BCN, 16 March 2021.- Oscar Lao, leader of the Population Genomics Group at the CNAG-CRG, together with Joan Fibla from the Universitat de Lleida (UdL) and Pedro Moral from the Universitat de Barcelona, are the leading co-directors of the GenPIR project. This project, funded by the Diputació de Lleida, is analyzing the genetic diversity of human populations from the Catalan Pyrenees, comprising Comarques from Garrotxa, Ripolles, Alt Urgell, Bergueda and Pallars.

 

The GenPIR project has carried out the genetic characterization of 435 people with paternal and maternal parents and grandparents born in the Pyrenees. The team has analyzed more than 800,000 variable sites in the genome, raised up to eight million variable sites after imputation.

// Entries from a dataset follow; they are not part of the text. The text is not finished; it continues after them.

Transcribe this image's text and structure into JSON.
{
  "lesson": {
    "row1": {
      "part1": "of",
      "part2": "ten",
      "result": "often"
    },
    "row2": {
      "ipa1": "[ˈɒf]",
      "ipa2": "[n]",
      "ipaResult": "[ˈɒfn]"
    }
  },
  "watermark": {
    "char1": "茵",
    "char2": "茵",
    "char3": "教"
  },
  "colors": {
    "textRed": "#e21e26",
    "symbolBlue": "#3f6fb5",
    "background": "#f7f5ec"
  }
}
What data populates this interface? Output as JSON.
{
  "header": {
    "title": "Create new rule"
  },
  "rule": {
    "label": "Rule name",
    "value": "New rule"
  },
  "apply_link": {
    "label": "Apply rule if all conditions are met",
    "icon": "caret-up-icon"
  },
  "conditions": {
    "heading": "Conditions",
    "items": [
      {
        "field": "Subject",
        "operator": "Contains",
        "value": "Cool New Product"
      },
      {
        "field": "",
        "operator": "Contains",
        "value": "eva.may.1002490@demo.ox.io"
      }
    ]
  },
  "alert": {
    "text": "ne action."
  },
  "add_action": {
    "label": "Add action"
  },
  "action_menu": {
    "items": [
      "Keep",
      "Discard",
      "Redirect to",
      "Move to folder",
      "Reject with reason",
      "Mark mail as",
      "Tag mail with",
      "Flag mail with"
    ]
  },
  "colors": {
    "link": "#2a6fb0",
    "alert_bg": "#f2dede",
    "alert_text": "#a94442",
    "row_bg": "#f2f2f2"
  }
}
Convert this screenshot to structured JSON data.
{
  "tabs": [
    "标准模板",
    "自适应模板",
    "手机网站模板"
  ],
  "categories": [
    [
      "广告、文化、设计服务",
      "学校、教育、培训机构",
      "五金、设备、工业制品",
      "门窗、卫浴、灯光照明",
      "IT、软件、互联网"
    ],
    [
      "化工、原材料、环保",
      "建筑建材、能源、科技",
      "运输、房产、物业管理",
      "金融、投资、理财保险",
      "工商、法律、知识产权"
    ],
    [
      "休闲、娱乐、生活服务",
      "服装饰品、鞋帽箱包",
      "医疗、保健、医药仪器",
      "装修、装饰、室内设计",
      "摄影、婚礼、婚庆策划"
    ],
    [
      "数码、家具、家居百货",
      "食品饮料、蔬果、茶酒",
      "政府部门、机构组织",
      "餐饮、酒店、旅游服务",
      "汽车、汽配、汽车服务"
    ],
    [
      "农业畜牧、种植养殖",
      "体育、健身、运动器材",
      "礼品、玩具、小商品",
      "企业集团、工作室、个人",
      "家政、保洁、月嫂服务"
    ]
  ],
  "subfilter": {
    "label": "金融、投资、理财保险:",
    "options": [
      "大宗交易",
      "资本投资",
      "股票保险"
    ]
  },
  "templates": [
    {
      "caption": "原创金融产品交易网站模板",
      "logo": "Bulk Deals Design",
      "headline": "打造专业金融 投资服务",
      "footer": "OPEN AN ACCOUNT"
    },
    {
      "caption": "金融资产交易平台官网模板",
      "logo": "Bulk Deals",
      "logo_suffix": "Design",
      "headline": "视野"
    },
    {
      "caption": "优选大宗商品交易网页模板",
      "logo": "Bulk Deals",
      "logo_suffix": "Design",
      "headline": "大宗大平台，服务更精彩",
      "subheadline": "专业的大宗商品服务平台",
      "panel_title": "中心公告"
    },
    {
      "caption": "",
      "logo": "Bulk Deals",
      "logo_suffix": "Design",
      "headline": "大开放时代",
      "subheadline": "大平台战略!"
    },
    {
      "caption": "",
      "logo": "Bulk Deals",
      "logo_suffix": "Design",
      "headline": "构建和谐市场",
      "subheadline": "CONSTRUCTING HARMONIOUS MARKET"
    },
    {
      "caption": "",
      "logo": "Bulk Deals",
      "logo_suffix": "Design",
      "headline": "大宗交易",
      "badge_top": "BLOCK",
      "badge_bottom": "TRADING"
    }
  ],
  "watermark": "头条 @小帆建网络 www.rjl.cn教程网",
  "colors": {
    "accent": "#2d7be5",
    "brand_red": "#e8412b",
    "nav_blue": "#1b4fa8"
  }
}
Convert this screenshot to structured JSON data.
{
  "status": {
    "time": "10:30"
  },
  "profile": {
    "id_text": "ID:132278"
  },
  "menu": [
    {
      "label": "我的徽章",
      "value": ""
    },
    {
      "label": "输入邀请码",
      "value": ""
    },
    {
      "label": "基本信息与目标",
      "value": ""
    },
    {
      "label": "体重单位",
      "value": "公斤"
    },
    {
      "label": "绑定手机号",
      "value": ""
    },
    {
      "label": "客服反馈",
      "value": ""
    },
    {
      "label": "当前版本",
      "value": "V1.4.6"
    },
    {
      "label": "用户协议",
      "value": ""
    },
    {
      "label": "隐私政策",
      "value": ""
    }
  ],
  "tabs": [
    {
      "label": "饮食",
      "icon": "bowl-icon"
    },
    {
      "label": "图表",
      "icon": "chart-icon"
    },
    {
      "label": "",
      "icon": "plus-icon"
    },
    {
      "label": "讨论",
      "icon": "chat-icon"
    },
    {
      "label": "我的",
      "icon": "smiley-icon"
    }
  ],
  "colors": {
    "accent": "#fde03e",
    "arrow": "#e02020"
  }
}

The genetic information from the Pyrenean populations has been compared with publicly available genetic data from 3,936 individuals from 76 human populations around the world.

 

Preliminary results indicate that the Catalan Pyrenean populations are not genetically homogeneous. Following previous studies on the Iberian Peninsula and Pyrenees, the genetic diversity of the studied populations follows an East to West gradient of differentiation. Moreover, the investigators have observed that the Catalan Pyrenees can be described as a mixture of the genetic variation present in the Iberian Peninsula and Central Europe.

 

Beyond the genetic description of the population, the information obtained in this project will define profiles of population genetic risk to common diseases. Among the variants analyzed, for example, it has been found that the inhabitants of the Pyrenees have a higher risk than those of the rest of the Iberian Peninsula in two immune diseases, vitiligo and Crohn's disease. In contrast, polygenic risk scores are similar for breast cancer and slightly lower for prostate cancer. The authors have also identified different susceptibilities among the considered region for COVID-19 associated variants, thus supporting that the genetic characterization of microgeographic population substructure is important.